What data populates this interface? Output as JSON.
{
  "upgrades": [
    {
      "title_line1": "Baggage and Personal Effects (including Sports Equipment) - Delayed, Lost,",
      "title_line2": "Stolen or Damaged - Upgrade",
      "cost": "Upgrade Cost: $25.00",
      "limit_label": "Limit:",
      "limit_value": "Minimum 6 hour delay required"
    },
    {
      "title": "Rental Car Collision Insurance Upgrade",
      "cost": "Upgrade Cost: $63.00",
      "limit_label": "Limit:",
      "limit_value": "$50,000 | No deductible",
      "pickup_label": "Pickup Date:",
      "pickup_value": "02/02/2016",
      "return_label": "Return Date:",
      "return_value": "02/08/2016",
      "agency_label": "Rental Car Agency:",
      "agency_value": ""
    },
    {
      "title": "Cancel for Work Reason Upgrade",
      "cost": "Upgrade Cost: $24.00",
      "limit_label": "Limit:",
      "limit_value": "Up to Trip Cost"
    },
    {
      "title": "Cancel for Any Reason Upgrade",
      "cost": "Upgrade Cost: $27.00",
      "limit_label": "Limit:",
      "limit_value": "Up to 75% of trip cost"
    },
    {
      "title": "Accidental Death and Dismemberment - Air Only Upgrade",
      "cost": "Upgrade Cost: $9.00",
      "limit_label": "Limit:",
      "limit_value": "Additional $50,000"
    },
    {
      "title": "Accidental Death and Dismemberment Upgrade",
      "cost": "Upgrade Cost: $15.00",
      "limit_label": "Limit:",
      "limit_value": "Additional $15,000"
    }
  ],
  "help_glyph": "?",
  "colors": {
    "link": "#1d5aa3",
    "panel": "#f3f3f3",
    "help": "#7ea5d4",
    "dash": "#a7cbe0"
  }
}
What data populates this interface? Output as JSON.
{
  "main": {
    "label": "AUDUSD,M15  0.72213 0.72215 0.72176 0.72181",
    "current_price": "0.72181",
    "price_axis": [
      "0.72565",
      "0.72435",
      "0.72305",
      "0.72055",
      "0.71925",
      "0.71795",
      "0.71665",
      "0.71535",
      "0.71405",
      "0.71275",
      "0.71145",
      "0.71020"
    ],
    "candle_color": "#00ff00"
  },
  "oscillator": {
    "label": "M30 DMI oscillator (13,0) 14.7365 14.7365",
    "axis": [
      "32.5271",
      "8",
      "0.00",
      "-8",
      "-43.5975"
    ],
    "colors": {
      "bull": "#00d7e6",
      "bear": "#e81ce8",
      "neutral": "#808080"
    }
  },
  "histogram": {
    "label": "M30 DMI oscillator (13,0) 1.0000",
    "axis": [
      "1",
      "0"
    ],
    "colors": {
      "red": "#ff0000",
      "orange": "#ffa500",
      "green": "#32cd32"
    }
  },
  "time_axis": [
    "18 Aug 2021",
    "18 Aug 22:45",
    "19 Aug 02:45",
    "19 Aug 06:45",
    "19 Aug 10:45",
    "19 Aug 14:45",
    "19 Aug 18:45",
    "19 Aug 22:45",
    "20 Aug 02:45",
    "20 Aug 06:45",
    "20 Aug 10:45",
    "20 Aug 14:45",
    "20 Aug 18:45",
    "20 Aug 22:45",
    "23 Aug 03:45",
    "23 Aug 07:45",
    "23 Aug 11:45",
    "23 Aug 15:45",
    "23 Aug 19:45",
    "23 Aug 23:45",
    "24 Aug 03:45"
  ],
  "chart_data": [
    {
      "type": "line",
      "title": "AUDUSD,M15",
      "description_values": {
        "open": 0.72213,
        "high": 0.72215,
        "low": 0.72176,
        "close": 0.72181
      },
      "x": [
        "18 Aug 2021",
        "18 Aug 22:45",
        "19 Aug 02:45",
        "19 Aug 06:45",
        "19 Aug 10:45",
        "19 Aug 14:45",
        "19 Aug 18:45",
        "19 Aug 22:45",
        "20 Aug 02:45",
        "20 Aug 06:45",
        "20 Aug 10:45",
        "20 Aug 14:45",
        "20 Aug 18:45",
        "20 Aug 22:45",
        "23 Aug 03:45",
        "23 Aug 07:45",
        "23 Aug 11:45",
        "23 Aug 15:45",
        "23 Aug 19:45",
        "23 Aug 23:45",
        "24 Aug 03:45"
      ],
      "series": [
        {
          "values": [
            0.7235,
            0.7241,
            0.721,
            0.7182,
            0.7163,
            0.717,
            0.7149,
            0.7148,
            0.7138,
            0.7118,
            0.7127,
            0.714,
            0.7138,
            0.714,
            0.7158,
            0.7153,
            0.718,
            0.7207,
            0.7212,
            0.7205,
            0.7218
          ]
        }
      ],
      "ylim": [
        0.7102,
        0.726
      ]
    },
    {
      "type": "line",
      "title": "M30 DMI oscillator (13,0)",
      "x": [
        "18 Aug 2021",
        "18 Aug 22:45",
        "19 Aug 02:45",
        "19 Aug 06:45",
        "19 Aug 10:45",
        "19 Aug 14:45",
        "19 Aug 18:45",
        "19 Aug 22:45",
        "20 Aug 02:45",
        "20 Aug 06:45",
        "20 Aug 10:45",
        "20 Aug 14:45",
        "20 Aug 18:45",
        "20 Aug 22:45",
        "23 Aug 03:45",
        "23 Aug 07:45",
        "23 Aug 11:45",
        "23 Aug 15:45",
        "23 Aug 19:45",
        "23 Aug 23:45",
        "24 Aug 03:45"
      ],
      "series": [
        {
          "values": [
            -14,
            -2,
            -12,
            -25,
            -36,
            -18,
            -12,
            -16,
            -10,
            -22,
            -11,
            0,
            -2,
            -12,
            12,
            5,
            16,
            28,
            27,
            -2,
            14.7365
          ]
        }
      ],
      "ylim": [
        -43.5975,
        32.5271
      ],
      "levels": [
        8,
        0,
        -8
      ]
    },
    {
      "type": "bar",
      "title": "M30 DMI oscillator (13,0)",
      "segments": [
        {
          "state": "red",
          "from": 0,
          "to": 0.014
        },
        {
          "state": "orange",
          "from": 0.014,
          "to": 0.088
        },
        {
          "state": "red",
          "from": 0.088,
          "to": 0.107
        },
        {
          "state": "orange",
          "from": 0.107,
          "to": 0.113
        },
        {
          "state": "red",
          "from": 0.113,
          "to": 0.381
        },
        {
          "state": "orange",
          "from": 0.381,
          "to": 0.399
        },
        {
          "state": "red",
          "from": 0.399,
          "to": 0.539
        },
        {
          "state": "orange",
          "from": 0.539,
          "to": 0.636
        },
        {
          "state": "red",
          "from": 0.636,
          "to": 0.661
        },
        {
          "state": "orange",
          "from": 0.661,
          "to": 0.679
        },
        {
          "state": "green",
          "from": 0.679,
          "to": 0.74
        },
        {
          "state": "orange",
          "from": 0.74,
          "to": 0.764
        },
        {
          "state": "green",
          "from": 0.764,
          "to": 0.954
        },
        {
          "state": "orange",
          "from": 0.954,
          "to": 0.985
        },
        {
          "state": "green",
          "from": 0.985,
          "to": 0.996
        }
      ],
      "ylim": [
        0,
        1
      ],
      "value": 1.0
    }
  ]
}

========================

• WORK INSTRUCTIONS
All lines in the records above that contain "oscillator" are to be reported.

• SOLUTION TO THE EXERCISE
  "oscillator": {
    "label": "M30 DMI oscillator (13,0) 14.7365 14.7365",
    "label": "M30 DMI oscillator (13,0) 1.0000",
      "title": "M30 DMI oscillator (13,0)",
      "title": "M30 DMI oscillator (13,0)",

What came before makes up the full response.